Task item: The text of every record, exactly as given and with no pictures, should be your output.

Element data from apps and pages
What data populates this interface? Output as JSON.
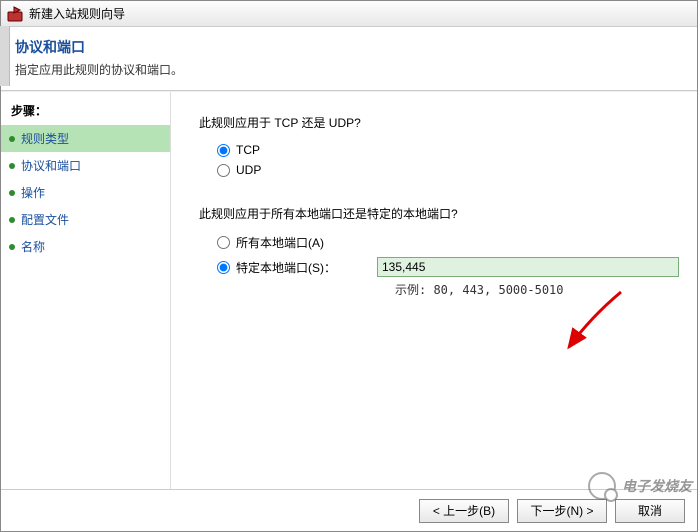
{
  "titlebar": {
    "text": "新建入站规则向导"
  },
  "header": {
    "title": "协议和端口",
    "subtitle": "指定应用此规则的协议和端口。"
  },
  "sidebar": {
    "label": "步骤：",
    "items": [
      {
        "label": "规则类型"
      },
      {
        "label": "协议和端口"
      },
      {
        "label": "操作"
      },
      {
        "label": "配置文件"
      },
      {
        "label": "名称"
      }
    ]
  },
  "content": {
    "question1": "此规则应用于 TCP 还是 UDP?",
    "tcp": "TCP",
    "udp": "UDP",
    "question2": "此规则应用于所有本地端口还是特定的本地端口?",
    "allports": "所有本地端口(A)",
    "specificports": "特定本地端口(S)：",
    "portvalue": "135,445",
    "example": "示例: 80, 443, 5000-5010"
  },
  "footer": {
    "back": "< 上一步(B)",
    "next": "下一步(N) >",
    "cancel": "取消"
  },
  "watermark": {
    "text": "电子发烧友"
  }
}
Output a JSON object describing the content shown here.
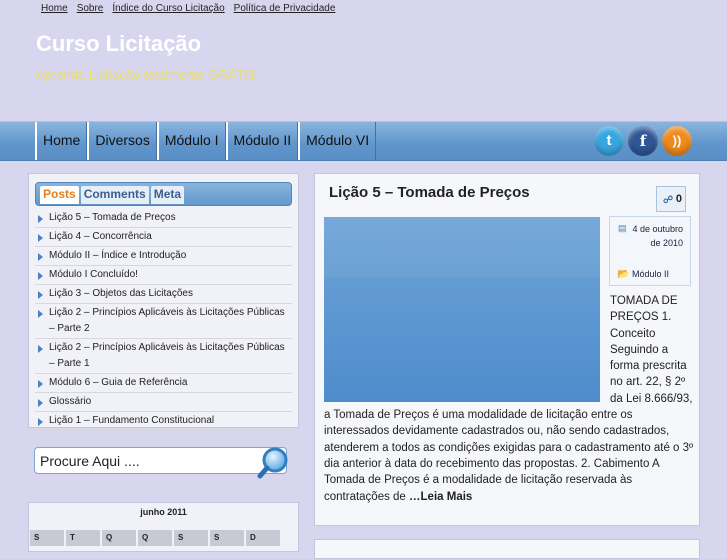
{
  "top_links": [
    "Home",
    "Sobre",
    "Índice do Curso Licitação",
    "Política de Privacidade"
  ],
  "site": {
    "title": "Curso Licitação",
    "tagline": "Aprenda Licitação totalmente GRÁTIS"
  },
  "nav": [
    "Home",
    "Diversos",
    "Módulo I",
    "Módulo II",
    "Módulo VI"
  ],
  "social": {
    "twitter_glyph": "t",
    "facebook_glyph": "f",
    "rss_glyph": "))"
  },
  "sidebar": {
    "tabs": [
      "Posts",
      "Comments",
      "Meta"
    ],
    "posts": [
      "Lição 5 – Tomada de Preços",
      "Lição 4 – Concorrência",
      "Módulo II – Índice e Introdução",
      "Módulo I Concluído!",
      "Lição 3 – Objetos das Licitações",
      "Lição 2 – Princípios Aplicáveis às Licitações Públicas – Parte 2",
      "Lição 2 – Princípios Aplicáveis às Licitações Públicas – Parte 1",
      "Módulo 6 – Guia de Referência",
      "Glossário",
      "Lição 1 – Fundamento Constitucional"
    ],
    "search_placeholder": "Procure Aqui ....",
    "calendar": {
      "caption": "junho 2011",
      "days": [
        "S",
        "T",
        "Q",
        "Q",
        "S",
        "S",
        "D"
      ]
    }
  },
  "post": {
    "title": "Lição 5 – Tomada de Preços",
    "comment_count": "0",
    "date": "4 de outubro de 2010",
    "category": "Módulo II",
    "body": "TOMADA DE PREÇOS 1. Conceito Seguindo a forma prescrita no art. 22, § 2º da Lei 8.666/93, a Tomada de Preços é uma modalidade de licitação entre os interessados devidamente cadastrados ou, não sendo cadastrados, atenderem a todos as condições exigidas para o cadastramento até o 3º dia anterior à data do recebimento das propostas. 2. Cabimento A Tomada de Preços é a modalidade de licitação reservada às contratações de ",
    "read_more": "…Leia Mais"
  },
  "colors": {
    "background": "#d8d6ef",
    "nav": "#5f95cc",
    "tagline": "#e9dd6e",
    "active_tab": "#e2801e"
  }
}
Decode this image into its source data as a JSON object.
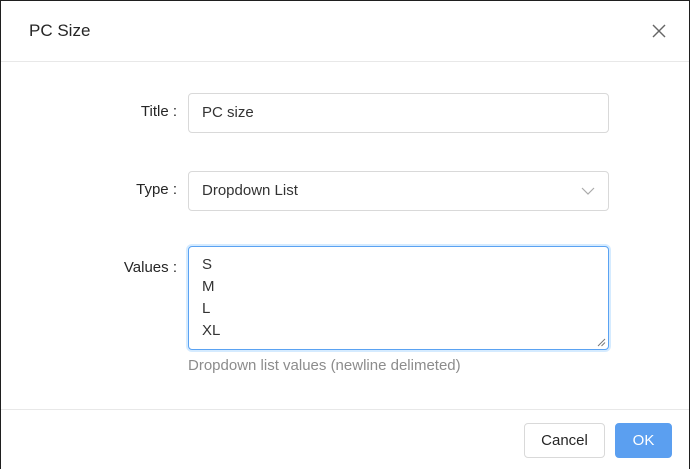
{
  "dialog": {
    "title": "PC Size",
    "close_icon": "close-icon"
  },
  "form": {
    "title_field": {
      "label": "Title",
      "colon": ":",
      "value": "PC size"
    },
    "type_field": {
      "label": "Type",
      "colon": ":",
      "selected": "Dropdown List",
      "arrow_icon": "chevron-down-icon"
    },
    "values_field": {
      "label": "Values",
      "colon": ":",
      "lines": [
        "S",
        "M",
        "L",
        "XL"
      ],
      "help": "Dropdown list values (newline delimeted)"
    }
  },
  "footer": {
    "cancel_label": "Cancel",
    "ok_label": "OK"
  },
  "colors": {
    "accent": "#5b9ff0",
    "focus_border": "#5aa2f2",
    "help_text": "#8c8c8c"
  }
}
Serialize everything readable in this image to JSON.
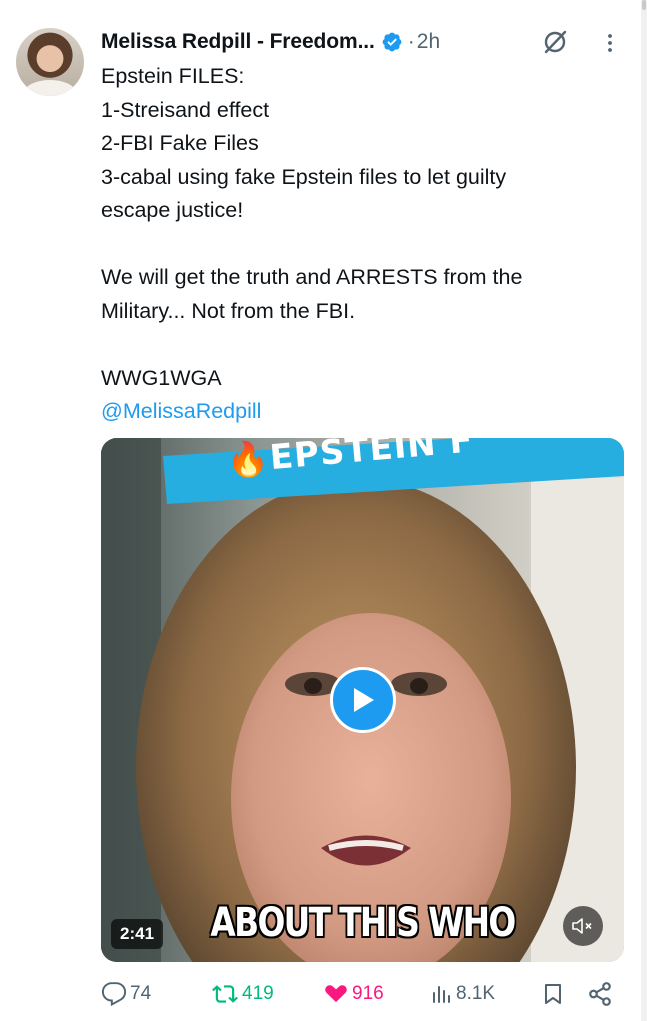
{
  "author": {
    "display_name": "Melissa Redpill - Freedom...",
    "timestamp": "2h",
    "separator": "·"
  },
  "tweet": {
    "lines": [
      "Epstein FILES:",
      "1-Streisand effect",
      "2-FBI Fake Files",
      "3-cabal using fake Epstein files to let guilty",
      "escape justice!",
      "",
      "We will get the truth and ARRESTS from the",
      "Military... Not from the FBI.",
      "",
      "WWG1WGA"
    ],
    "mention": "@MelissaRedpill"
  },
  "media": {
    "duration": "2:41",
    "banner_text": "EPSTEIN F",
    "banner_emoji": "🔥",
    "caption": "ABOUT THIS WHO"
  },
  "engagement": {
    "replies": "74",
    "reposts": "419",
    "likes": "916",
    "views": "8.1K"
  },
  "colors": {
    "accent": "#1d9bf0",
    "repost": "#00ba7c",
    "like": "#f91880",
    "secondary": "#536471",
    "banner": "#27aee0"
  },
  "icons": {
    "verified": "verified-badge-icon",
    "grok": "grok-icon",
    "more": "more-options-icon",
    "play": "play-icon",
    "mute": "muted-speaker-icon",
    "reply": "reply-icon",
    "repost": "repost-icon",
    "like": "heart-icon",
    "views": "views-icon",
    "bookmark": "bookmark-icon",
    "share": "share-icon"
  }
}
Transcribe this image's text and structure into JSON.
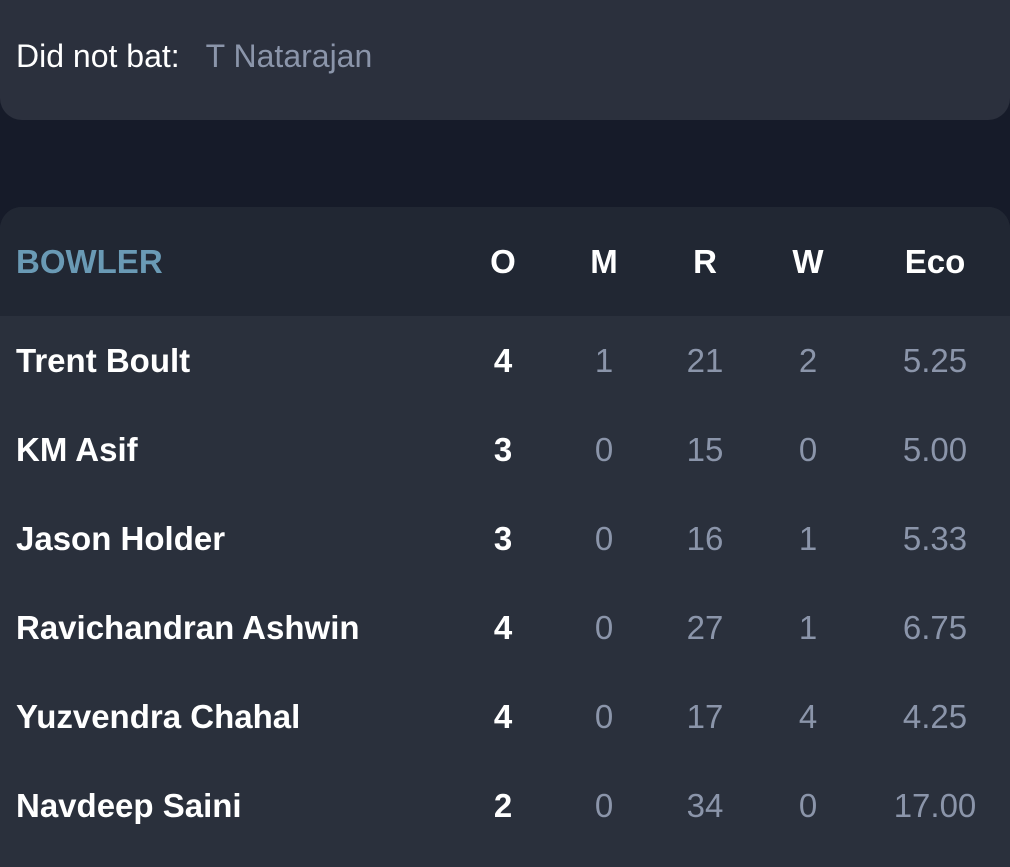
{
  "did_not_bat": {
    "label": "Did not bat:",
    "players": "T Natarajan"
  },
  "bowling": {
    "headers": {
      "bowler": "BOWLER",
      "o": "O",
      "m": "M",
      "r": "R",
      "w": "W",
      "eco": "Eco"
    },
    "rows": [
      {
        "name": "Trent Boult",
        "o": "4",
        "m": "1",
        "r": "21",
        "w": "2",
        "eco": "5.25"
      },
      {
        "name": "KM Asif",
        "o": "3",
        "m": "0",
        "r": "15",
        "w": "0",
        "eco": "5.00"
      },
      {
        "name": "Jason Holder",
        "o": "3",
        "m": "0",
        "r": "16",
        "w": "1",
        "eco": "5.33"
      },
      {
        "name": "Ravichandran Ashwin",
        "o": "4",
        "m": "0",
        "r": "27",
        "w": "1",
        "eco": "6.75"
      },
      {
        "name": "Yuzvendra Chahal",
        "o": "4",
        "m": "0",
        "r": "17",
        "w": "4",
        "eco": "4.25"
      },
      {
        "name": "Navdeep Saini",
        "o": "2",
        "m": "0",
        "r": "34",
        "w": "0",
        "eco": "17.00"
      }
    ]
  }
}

Result for this exercise:
What data populates this interface? Output as JSON.
{
  "titlebar": {
    "text": "新建入站规则向导"
  },
  "header": {
    "title": "协议和端口",
    "subtitle": "指定应用此规则的协议和端口。"
  },
  "sidebar": {
    "label": "步骤：",
    "items": [
      {
        "label": "规则类型"
      },
      {
        "label": "协议和端口"
      },
      {
        "label": "操作"
      },
      {
        "label": "配置文件"
      },
      {
        "label": "名称"
      }
    ]
  },
  "content": {
    "question1": "此规则应用于 TCP 还是 UDP?",
    "tcp": "TCP",
    "udp": "UDP",
    "question2": "此规则应用于所有本地端口还是特定的本地端口?",
    "allports": "所有本地端口(A)",
    "specificports": "特定本地端口(S)：",
    "portvalue": "135,445",
    "example": "示例: 80, 443, 5000-5010"
  },
  "footer": {
    "back": "< 上一步(B)",
    "next": "下一步(N) >",
    "cancel": "取消"
  },
  "watermark": {
    "text": "电子发烧友"
  }
}
Output a JSON object describing the content shown here.
{
  "top_links": [
    "Home",
    "Sobre",
    "Índice do Curso Licitação",
    "Política de Privacidade"
  ],
  "site": {
    "title": "Curso Licitação",
    "tagline": "Aprenda Licitação totalmente GRÁTIS"
  },
  "nav": [
    "Home",
    "Diversos",
    "Módulo I",
    "Módulo II",
    "Módulo VI"
  ],
  "social": {
    "twitter_glyph": "t",
    "facebook_glyph": "f",
    "rss_glyph": "))"
  },
  "sidebar": {
    "tabs": [
      "Posts",
      "Comments",
      "Meta"
    ],
    "posts": [
      "Lição 5 – Tomada de Preços",
      "Lição 4 – Concorrência",
      "Módulo II – Índice e Introdução",
      "Módulo I Concluído!",
      "Lição 3 – Objetos das Licitações",
      "Lição 2 – Princípios Aplicáveis às Licitações Públicas – Parte 2",
      "Lição 2 – Princípios Aplicáveis às Licitações Públicas – Parte 1",
      "Módulo 6 – Guia de Referência",
      "Glossário",
      "Lição 1 – Fundamento Constitucional"
    ],
    "search_placeholder": "Procure Aqui ....",
    "calendar": {
      "caption": "junho 2011",
      "days": [
        "S",
        "T",
        "Q",
        "Q",
        "S",
        "S",
        "D"
      ]
    }
  },
  "post": {
    "title": "Lição 5 – Tomada de Preços",
    "comment_count": "0",
    "date": "4 de outubro de 2010",
    "category": "Módulo II",
    "body": "TOMADA DE PREÇOS 1. Conceito Seguindo a forma prescrita no art. 22, § 2º da Lei 8.666/93, a Tomada de Preços é uma modalidade de licitação entre os interessados devidamente cadastrados ou, não sendo cadastrados, atenderem a todos as condições exigidas para o cadastramento até o 3º dia anterior à data do recebimento das propostas. 2. Cabimento A Tomada de Preços é a modalidade de licitação reservada às contratações de ",
    "read_more": "…Leia Mais"
  },
  "colors": {
    "background": "#d8d6ef",
    "nav": "#5f95cc",
    "tagline": "#e9dd6e",
    "active_tab": "#e2801e"
  }
}
Decode this image into its source data as a JSON object.
{
  "dialog": {
    "title": "PC Size",
    "close_icon": "close-icon"
  },
  "form": {
    "title_field": {
      "label": "Title",
      "colon": ":",
      "value": "PC size"
    },
    "type_field": {
      "label": "Type",
      "colon": ":",
      "selected": "Dropdown List",
      "arrow_icon": "chevron-down-icon"
    },
    "values_field": {
      "label": "Values",
      "colon": ":",
      "lines": [
        "S",
        "M",
        "L",
        "XL"
      ],
      "help": "Dropdown list values (newline delimeted)"
    }
  },
  "footer": {
    "cancel_label": "Cancel",
    "ok_label": "OK"
  },
  "colors": {
    "accent": "#5b9ff0",
    "focus_border": "#5aa2f2",
    "help_text": "#8c8c8c"
  }
}
Serialize everything readable in this image to JSON.
{
  "author": {
    "display_name": "Melissa Redpill - Freedom...",
    "timestamp": "2h",
    "separator": "·"
  },
  "tweet": {
    "lines": [
      "Epstein FILES:",
      "1-Streisand effect",
      "2-FBI Fake Files",
      "3-cabal using fake Epstein files to let guilty",
      "escape justice!",
      "",
      "We will get the truth and ARRESTS from the",
      "Military... Not from the FBI.",
      "",
      "WWG1WGA"
    ],
    "mention": "@MelissaRedpill"
  },
  "media": {
    "duration": "2:41",
    "banner_text": "EPSTEIN F",
    "banner_emoji": "🔥",
    "caption": "ABOUT THIS WHO"
  },
  "engagement": {
    "replies": "74",
    "reposts": "419",
    "likes": "916",
    "views": "8.1K"
  },
  "colors": {
    "accent": "#1d9bf0",
    "repost": "#00ba7c",
    "like": "#f91880",
    "secondary": "#536471",
    "banner": "#27aee0"
  },
  "icons": {
    "verified": "verified-badge-icon",
    "grok": "grok-icon",
    "more": "more-options-icon",
    "play": "play-icon",
    "mute": "muted-speaker-icon",
    "reply": "reply-icon",
    "repost": "repost-icon",
    "like": "heart-icon",
    "views": "views-icon",
    "bookmark": "bookmark-icon",
    "share": "share-icon"
  }
}
Transcribe this image's text and structure into JSON.
{
  "did_not_bat": {
    "label": "Did not bat:",
    "players": "T Natarajan"
  },
  "bowling": {
    "headers": {
      "bowler": "BOWLER",
      "o": "O",
      "m": "M",
      "r": "R",
      "w": "W",
      "eco": "Eco"
    },
    "rows": [
      {
        "name": "Trent Boult",
        "o": "4",
        "m": "1",
        "r": "21",
        "w": "2",
        "eco": "5.25"
      },
      {
        "name": "KM Asif",
        "o": "3",
        "m": "0",
        "r": "15",
        "w": "0",
        "eco": "5.00"
      },
      {
        "name": "Jason Holder",
        "o": "3",
        "m": "0",
        "r": "16",
        "w": "1",
        "eco": "5.33"
      },
      {
        "name": "Ravichandran Ashwin",
        "o": "4",
        "m": "0",
        "r": "27",
        "w": "1",
        "eco": "6.75"
      },
      {
        "name": "Yuzvendra Chahal",
        "o": "4",
        "m": "0",
        "r": "17",
        "w": "4",
        "eco": "4.25"
      },
      {
        "name": "Navdeep Saini",
        "o": "2",
        "m": "0",
        "r": "34",
        "w": "0",
        "eco": "17.00"
      }
    ]
  }
}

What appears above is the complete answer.